Work to complete:
Among the lines of this material, find those holding the word "screenshot" and report how many there are, with nothing added.

- Opening Delimiter -

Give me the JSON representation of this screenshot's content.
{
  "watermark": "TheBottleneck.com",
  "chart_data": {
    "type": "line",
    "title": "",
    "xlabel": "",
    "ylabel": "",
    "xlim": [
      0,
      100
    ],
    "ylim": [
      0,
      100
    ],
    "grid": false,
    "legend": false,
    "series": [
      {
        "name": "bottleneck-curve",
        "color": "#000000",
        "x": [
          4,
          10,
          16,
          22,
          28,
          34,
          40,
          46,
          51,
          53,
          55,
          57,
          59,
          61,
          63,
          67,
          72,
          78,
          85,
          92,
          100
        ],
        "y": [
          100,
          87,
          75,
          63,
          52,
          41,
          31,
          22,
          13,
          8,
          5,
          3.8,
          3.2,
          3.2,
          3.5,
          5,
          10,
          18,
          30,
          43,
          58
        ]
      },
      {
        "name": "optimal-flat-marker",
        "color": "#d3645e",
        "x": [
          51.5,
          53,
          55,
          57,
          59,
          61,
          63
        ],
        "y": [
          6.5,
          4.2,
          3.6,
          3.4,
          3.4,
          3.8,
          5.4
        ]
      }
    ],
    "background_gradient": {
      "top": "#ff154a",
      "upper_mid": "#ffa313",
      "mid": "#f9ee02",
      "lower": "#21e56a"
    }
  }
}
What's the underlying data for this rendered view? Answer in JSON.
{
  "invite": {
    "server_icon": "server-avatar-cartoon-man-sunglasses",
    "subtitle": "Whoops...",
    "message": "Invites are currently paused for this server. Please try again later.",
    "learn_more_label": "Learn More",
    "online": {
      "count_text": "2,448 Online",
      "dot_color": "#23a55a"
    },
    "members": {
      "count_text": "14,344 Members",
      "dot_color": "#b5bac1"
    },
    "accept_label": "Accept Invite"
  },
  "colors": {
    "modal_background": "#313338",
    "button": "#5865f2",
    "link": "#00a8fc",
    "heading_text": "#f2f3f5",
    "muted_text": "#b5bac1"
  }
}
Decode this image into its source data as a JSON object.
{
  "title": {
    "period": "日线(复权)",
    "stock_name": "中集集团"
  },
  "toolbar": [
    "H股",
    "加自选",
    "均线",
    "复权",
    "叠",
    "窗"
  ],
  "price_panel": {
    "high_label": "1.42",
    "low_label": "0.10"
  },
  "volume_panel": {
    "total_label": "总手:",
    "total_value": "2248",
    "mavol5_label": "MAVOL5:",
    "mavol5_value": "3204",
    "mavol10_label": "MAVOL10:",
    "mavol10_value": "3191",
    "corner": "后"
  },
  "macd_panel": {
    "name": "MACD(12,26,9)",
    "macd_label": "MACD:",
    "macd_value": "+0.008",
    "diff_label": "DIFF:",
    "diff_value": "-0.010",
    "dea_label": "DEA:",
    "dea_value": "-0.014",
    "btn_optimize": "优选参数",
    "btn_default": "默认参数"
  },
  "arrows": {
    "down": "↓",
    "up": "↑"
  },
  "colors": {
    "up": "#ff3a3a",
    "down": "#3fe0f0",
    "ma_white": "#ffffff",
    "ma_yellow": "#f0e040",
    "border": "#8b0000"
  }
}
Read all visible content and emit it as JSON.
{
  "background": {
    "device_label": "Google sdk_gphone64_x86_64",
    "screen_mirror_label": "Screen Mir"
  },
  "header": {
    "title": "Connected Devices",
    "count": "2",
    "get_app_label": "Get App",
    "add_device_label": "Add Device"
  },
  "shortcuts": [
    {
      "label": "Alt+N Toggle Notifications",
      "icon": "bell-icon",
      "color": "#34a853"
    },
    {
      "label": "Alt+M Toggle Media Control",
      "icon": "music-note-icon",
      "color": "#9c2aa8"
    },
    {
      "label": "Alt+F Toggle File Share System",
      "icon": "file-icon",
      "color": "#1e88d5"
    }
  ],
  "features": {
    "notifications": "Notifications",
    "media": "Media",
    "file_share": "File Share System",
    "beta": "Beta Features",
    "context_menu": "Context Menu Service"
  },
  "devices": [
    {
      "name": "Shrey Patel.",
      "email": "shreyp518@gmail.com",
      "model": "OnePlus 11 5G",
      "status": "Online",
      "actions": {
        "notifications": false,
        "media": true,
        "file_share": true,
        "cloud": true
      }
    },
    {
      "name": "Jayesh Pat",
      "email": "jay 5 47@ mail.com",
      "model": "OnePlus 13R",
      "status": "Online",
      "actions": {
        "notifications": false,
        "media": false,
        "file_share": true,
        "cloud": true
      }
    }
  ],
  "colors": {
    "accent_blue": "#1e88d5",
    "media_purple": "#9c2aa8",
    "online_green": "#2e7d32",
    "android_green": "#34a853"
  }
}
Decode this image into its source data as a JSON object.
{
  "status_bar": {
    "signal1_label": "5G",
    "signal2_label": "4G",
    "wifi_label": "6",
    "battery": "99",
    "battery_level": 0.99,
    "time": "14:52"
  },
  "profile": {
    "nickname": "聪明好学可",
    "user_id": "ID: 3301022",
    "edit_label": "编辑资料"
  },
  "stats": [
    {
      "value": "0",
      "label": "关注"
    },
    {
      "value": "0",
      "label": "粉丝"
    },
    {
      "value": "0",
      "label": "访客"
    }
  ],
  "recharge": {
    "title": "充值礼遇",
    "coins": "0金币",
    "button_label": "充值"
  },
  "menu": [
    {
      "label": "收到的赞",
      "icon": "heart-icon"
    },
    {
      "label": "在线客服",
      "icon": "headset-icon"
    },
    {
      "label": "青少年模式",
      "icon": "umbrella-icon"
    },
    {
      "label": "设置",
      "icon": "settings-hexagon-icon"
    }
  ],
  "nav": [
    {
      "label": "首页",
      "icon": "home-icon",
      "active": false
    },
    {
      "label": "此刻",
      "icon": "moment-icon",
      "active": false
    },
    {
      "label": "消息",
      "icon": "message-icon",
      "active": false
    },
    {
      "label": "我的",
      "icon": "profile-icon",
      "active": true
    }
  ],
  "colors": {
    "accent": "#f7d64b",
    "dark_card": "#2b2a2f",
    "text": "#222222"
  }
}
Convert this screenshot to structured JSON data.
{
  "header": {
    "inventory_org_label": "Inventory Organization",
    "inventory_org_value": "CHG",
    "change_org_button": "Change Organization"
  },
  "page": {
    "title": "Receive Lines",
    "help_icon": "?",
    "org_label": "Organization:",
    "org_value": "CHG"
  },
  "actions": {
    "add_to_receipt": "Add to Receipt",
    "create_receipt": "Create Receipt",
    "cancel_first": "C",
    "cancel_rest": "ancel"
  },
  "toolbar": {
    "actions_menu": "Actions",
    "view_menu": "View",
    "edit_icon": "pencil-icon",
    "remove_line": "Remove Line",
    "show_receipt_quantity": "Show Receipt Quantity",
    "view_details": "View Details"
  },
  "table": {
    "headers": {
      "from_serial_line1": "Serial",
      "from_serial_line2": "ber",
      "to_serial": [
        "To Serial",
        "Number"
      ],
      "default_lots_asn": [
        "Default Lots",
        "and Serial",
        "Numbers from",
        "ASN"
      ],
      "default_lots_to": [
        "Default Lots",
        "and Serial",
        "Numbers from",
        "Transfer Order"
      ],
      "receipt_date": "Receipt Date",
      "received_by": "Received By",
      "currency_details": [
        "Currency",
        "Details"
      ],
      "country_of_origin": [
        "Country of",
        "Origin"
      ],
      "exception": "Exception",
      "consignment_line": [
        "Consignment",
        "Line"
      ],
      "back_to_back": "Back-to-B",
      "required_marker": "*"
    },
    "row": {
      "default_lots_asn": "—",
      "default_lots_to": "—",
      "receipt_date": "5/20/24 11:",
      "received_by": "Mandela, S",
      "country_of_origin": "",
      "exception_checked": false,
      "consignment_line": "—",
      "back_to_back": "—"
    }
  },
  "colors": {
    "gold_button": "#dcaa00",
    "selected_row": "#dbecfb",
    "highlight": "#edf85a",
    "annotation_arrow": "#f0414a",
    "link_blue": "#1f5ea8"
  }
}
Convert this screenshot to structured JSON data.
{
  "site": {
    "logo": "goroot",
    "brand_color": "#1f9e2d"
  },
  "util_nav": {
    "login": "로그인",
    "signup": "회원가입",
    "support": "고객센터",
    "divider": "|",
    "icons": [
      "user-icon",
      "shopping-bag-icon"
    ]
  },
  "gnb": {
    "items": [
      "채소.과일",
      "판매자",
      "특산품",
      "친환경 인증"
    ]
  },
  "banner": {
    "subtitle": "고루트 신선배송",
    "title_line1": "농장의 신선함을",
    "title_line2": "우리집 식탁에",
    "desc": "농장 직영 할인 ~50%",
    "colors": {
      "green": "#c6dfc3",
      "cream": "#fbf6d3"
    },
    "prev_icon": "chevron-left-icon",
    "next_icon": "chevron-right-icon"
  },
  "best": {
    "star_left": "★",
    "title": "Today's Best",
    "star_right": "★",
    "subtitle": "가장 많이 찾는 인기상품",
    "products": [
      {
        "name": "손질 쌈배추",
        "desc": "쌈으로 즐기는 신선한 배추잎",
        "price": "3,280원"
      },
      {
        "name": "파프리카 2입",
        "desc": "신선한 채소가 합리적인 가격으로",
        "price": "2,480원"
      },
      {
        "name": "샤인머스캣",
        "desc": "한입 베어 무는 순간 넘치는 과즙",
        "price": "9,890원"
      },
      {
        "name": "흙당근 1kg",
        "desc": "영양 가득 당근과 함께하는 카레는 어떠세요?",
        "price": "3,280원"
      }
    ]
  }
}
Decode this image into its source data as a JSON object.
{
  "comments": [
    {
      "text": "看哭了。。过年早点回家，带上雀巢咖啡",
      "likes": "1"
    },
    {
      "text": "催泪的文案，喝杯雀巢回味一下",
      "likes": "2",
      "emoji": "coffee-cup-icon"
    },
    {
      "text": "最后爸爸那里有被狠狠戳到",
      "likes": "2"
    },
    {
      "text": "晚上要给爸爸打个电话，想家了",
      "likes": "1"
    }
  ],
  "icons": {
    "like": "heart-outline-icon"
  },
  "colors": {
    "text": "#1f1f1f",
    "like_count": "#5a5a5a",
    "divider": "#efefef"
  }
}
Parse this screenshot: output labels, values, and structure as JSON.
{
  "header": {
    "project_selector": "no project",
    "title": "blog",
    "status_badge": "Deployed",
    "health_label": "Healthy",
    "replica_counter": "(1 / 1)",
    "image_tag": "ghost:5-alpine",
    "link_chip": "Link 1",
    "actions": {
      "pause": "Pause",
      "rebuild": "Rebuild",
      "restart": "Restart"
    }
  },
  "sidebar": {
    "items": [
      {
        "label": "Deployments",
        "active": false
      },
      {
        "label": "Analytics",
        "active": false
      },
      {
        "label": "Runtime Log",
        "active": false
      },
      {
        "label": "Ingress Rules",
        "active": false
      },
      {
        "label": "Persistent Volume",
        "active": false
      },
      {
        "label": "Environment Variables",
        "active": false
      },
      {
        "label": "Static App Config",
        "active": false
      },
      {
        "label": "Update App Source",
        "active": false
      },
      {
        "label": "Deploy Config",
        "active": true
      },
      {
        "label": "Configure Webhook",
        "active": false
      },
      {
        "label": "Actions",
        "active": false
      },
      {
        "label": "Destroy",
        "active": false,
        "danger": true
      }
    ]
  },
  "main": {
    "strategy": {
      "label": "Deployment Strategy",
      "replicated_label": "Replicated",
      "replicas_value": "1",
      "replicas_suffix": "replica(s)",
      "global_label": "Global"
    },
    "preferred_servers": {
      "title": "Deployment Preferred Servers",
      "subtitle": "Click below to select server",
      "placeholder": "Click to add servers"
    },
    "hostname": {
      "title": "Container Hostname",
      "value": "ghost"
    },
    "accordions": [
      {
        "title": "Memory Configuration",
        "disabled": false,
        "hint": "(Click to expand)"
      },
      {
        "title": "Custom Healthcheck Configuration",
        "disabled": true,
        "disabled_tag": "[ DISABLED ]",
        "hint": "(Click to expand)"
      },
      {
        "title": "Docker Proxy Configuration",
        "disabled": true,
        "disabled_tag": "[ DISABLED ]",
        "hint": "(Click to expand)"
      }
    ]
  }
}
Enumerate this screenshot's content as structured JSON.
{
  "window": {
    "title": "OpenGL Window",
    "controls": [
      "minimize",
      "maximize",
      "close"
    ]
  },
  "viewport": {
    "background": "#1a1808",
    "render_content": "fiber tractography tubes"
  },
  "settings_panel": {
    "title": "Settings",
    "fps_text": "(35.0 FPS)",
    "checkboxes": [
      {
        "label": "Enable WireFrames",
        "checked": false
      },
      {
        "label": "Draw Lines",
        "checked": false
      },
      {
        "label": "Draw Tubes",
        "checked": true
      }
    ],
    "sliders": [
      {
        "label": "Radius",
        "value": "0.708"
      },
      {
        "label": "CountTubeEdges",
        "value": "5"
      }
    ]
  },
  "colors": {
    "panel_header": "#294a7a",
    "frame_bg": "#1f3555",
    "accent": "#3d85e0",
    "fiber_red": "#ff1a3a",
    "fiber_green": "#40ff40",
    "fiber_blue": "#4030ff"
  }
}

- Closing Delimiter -

Response to the task:
5